Congressman Steve Knight introduced legislation Wednesday to help military service members suffering from military sexual trauma.
H.R. 5707, the Sexual Trauma Response and Treatment Act, would establish a pilot program within the Department of Defense to provide intensive outpatient programs to military service members who suffer from post-traumatic stress disorder (PTSD) related to military sexual trauma (MST). The program would implement private-public partnerships to provide a holistic and integrated approach to treatment. This includes providing healthcare, counseling, family benefits, substance abuse assistance, and other measures.
The initiative is being led with Massachusetts Congresswoman Niki Tsongas, and companion legislation is being introduced in the Senate by Massachusetts Senator Elizabeth Warren and Georgia Senator David Perdue.
Intended to operate as a testing ground for these new treatment options, the START Act also requires the Department of Defense to report back to Congress on the efficacy of the program and offer wider policy recommendations based on the findings.

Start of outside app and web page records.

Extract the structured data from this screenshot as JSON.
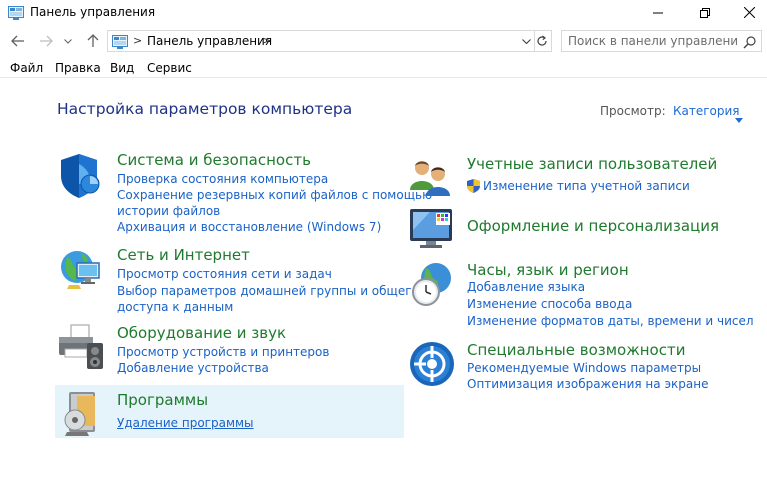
{
  "window": {
    "title": "Панель управления"
  },
  "address": {
    "crumb": "Панель управления",
    "separator": ">"
  },
  "search": {
    "placeholder": "Поиск в панели управления"
  },
  "menu": [
    "Файл",
    "Правка",
    "Вид",
    "Сервис"
  ],
  "main": {
    "heading": "Настройка параметров компьютера",
    "view_by_label": "Просмотр:",
    "view_by_value": "Категория"
  },
  "categories": {
    "security": {
      "title": "Система и безопасность",
      "links": [
        "Проверка состояния компьютера",
        "Сохранение резервных копий файлов с помощью",
        "истории файлов",
        "Архивация и восстановление (Windows 7)"
      ]
    },
    "network": {
      "title": "Сеть и Интернет",
      "links": [
        "Просмотр состояния сети и задач",
        "Выбор параметров домашней группы и общего",
        "доступа к данным"
      ]
    },
    "hardware": {
      "title": "Оборудование и звук",
      "links": [
        "Просмотр устройств и принтеров",
        "Добавление устройства"
      ]
    },
    "programs": {
      "title": "Программы",
      "links": [
        "Удаление программы"
      ]
    },
    "users": {
      "title": "Учетные записи пользователей",
      "links": [
        "Изменение типа учетной записи"
      ]
    },
    "appearance": {
      "title": "Оформление и персонализация",
      "links": []
    },
    "clock": {
      "title": "Часы, язык и регион",
      "links": [
        "Добавление языка",
        "Изменение способа ввода",
        "Изменение форматов даты, времени и чисел"
      ]
    },
    "access": {
      "title": "Специальные возможности",
      "links": [
        "Рекомендуемые Windows параметры",
        "Оптимизация изображения на экране"
      ]
    }
  },
  "colors": {
    "category_title": "#1f7a2e",
    "link": "#1a62c7",
    "heading": "#1e3287",
    "hover_bg": "#e5f3fb"
  }
}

“An essential part of maintaining a strong and capable military is taking care of our service members and ensuring our values are reinforced in the ranks,” Knight said. “Military sexual trauma betrays the dignity of our men and women who volunteer to serve, destroys unit camaraderie, and can have long-term and severe effects on its victims. We need to do a better job to prevent and treat MST. This bipartisan bill we introduced today will go a long way towards helping on the treatment end of this challenge.”
Knight is a veteran of the U.S. Army and member of the House Armed Services Committee and serves on the Subcommittee on Tactical Air and Land Forces and Subcommittee on Seapower and Projection Forces. He also introduced H.R. 1162, the No Hero Left Untreated Act, which establishes a pilot program to implement emergent advanced technology to treat service members and veterans suffering from PTSD and traumatic brain injuries.